One spur-winged plover amongst the blackbirds at Barnett Park.
44 blackbirds on the playing fields at Barnett Park. No kidding. That's nearly two pies' worth!
A hole in the architrave with a little pile of sawdust on the curtain cord in the bathroom.
There's a population of these Weta in a local suburban garden.
Cave Weta ??
This hebe popped up wild on one of the stone walls in our garden. The nearest parent could be many hundreds of metres away.
More drive-by-botany, this time a Sophora molloyi kowhai in bloom.
hovering over fields
injured bird precariously on side of road- presumably juvenile. when I got out to shoo it off road it flew off in a laboured way to I know not where! the yellow patch on the throat doesn't seem to fit any of my books ! sorry didn't have time to get a better shot
originally planted about 10 years ago
self established, presumably from seed from a neighbouring property (the parent is no long present). these shoots keep popping up - sometimes from old root stocks from previously established and cut plants
planted about 15 years ago
planted about 27 years ago; somewhat stunted in shade; not seen it fertile - still juvenile foliage
planted about 27 years ago; never seen it flowering
planted about 10 years ago
planted about 10 years ago, but stunted under dense rohutu canopy
propagated from plants that were spreading around CRI buildings in Lincoln. Provenance unknown
planted in rock garden - been there for at least 10 years and have flowered (male) in past
Green-Pea Aphid. Aphids are part of the family Aphidoidea and there are about 4400 species worldwide. This one was on a flower in our garden and as we are all aware, Aphids cause great damage to ornamental and agricultural plants.
Helix Aspersa – Brown Garden Snail. This is a relatively common garden snail here in New Zealand but is part of a diverse family of some 1400 native species of snails and slugs that we have. With our heavily wooded and mountainous regions that vary in temperatures from zero to 30 degrees Celsius our country is able to support a wide biodiversity of such mollusc’s.
I think that these are Steel-blue Ladybugs (Halmus chalybeus) that will be feeding upon very small aphids on this flower. Other insect threats to Aphids are the likes of wasps, hoverfly, aphid midge and crab spiders.
These were common daisies growing in our lawn but when i set my camera on the ground and took this macro shot I got an idea of the world that is less than 30mm tall.

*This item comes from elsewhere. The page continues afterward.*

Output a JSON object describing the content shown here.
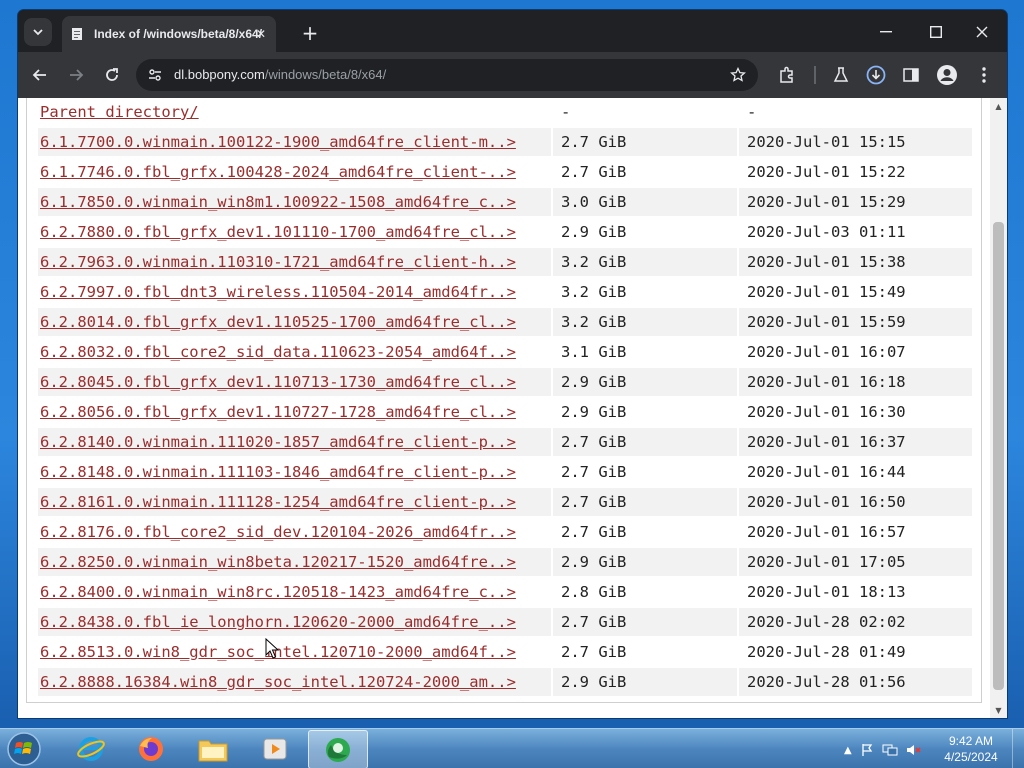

This is a green Amphipsalta zealandica cicada and is one of the ‘singing family’ of cicada’s. These insects can sing up a storm when attracting females for mating with noise up to 90 decibels – this would not be tolerated by neighbours with radios or noisy motor vehicles. There has to be some upsides to being a bug!
found growing in a crack in a live tree. A fungi is my closest guess.
Each red ball was about 1mm diameter
found under a log next to the track
found in a hole in a dead tree next to the track